Cuomo could have run again for NY governor, but declined for family reasons, former top aide writes

ALBANY, N.Y. (AP) — Former New York Gov. Andrew Cuomo, who resigned after multiple women accused him of sexual harassment, discussed running to reclaim the office in 2022 but decided against it because he didn't want to subject his daughters to another campaign, one of his top aides says in a book being released Tuesday.

“We had a vendor lined up to print petitions and had assembled a volunteer army and a paid canvass operation that was set to go,” the Democrat's former chief aide, Melissa DeRosa, writes in her political memoir, “What’s Left Unsaid: My Life at the Center of Power, Politics and Crisis.”

Such a run would have pitted Cuomo against his successor and former lieutenant governor, fellow Democrat Gov. Kathy Hochul.

DeRosa said Cuomo “could not stomach” how state government was being run after his resignation. But despite support from relatives and aides willing to come out with “guns blazing,” she wrote, Cuomo considered how a run would impact his three daughters, who had clearly “had enough of the press and the ugly politics.”

“The prospect of reliving that trauma that soon was too much to bear," DeRosa said.

Hochul wound up winning the election, defeating Republican Lee Zeldin.

DeRosa was known for appearing at the governor’s side during his daily, televised COVID-19 pandemic briefings and became one of Cuomo's most vocal defenders during the sexual harassment scandal that forced him out of office in August 2021.

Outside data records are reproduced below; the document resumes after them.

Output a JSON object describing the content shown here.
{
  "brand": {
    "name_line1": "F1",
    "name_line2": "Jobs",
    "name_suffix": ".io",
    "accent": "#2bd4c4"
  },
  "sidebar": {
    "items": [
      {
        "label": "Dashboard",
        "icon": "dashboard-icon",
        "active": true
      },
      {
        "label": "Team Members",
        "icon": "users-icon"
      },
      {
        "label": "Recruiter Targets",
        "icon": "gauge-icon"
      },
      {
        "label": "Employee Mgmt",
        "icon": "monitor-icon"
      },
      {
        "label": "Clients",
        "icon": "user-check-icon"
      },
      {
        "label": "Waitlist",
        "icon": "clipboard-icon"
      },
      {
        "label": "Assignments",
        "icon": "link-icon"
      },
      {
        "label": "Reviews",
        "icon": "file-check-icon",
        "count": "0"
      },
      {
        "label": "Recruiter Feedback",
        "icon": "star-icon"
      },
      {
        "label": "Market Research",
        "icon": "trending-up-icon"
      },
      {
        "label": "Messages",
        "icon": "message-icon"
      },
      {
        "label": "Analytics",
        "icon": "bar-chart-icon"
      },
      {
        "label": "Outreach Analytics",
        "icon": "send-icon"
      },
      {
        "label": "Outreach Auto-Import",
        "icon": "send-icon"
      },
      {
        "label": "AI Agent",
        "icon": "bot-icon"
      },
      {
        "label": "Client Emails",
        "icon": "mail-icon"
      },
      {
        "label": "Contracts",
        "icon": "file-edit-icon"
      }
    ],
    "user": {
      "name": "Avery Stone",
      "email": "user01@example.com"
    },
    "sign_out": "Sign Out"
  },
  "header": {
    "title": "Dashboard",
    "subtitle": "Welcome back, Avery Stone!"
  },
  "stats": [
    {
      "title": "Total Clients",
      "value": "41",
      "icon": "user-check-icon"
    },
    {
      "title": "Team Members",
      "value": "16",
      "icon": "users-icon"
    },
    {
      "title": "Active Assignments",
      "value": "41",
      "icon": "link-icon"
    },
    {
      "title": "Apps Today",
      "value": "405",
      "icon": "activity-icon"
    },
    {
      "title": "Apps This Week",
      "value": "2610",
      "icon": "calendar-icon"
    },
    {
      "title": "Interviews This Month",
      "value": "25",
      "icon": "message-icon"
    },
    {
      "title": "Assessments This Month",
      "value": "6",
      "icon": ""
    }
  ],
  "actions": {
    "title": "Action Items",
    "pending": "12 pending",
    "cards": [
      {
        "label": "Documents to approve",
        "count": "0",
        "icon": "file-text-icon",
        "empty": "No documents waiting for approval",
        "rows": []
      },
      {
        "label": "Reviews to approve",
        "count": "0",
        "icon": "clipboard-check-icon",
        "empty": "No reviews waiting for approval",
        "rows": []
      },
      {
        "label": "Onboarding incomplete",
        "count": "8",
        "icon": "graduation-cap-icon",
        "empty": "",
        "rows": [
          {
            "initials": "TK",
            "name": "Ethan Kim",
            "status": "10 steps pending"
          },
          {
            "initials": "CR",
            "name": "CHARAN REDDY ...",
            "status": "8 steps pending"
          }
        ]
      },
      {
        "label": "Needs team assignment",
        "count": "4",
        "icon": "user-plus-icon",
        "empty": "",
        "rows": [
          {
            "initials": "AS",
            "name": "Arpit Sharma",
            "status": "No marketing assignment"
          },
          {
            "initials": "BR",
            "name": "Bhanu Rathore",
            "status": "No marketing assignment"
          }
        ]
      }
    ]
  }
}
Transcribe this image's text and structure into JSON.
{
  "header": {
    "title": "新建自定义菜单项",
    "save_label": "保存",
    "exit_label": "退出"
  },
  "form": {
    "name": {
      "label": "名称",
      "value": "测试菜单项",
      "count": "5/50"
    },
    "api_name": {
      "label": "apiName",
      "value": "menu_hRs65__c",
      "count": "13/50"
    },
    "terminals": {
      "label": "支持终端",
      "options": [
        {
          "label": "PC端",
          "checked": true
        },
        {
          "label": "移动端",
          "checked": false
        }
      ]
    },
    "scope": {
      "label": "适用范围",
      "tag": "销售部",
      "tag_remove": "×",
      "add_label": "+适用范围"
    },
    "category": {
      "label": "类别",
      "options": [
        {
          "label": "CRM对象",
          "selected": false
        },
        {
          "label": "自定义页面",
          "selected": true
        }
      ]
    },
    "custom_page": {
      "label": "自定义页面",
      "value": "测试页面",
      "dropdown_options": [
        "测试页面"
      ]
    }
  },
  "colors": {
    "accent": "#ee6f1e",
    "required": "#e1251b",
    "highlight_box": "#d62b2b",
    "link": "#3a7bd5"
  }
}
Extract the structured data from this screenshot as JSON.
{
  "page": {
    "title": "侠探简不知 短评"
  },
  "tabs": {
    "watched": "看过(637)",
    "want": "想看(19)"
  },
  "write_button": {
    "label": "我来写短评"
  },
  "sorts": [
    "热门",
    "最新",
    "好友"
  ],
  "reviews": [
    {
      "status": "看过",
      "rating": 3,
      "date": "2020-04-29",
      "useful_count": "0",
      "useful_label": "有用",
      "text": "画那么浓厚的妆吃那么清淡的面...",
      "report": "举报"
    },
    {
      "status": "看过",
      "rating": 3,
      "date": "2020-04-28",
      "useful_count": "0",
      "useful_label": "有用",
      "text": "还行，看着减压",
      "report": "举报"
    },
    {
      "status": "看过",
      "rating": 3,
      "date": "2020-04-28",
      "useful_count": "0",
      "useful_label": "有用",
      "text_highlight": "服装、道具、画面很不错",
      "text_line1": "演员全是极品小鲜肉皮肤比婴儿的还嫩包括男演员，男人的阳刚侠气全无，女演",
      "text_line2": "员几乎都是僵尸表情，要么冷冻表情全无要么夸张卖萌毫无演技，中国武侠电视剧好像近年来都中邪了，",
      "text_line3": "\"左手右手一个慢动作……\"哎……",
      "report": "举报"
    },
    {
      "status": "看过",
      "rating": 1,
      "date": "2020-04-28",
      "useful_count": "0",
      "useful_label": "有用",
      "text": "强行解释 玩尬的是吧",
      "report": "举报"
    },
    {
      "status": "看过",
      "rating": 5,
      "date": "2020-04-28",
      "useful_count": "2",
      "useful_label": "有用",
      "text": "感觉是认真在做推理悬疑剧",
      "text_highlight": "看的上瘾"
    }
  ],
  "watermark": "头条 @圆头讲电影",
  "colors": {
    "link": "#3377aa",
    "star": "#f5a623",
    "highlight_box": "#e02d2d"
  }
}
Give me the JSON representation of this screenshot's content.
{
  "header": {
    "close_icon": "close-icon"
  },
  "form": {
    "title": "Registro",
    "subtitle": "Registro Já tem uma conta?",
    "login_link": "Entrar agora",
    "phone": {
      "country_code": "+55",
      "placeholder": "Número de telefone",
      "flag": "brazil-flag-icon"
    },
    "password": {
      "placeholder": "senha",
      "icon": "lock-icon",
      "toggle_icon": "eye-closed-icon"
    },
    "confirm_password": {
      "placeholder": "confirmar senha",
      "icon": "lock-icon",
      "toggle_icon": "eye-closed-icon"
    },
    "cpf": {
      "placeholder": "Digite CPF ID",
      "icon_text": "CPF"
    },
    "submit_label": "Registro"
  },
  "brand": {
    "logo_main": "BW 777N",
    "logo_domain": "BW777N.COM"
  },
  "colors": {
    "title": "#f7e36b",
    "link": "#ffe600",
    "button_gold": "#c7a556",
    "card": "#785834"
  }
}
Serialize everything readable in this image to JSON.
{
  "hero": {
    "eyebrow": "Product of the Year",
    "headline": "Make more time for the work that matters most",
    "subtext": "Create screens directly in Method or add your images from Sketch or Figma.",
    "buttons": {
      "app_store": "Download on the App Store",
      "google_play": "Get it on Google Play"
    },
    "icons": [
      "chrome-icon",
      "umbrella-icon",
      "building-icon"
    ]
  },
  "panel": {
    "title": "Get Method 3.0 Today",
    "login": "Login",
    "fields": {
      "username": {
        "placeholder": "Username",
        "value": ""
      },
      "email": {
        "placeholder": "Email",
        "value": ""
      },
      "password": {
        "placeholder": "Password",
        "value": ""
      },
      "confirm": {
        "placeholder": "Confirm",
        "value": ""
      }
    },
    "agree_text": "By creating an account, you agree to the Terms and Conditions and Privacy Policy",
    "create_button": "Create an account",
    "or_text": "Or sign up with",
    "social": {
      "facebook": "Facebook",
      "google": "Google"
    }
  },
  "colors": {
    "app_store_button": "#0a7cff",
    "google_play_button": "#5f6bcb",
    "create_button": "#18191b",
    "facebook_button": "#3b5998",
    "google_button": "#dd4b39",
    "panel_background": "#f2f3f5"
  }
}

She defends him and the administration in the book, too, questioning the credibility of some of the accusations, saying that “everyday interactions were being weaponized” and claiming some of the attacks on him were politically motivated.

DeRosa is particularly critical of state Attorney General Letitia James, the Democrat who released a report, crafted by outside lawyers, which concluded Cuomo had sexually harassed 11 women. Cuomo has denied those allegations. In one passage, DeRosa claimed James initially tried to reassure her about the investigation, saying people had described a key accuser as “not credible.”

A spokesperson for James, Gary Ginsburg, said in an email Monday that DeRosa “has a well-earned reputation for dishonesty.”

“Let’s remember this is the very person who lied about the number of people who died in nursing homes during the pandemic,” Ginsburg said, referring to the Cuomo administration's incomplete accounting of deaths at nursing homes and assisted living facilities.

DeRosa's book provides insider takes on Cuomo’s relationships with other figures.

According to DeRosa:

— Former CNN President Jeff Zucker and his longtime aide Allison Gollust pressured Cuomo to appear on his younger brother Chris’s primetime show. The brotherly banter, laced with friendly trash talk, was a popular feature during the grimmest days of the pandemic, despite criticism that it represented a journalistic conflict of interest.

— Cuomo had a complicated, wary relationship with then-President Donald Trump. DeRosa said she would sometimes try to lobby the administration through Jared Kushner, Trump’s son-in-law. Sometimes those exchanges would get testy. Early in the pandemic when much of the economy was still shut down, DeRosa spoke to Kushner in hopes the president would soften his rhetoric about reopening. Kushner responded that Florida was open and that the death rate there was lower at the time “even without the shutdowns. Did you know that, too?”

— Hochul was told in January 2021 that she would be off the ticket the next year as Cuomo's lieutenant governor. She agreed to go, DeRosa said, provided they find her a job in the federal government, preferably as ambassador to Canada. They were finalizing a position in the Commerce Department when the sexual harassment allegations surfaced. DeRosa dismissed Hochul as someone unprepared for the job.

Asked to comment on what DeRosa wrote, Hochul spokesperson Anthony Hogrebe emailed that the "State of New York has moved on, and we hope she is able to find a way to move on as well.”

Cuomo’s spokesperson, Rich Azzopardi, said of the book “we’re not disputing any of this but have no additional comment.”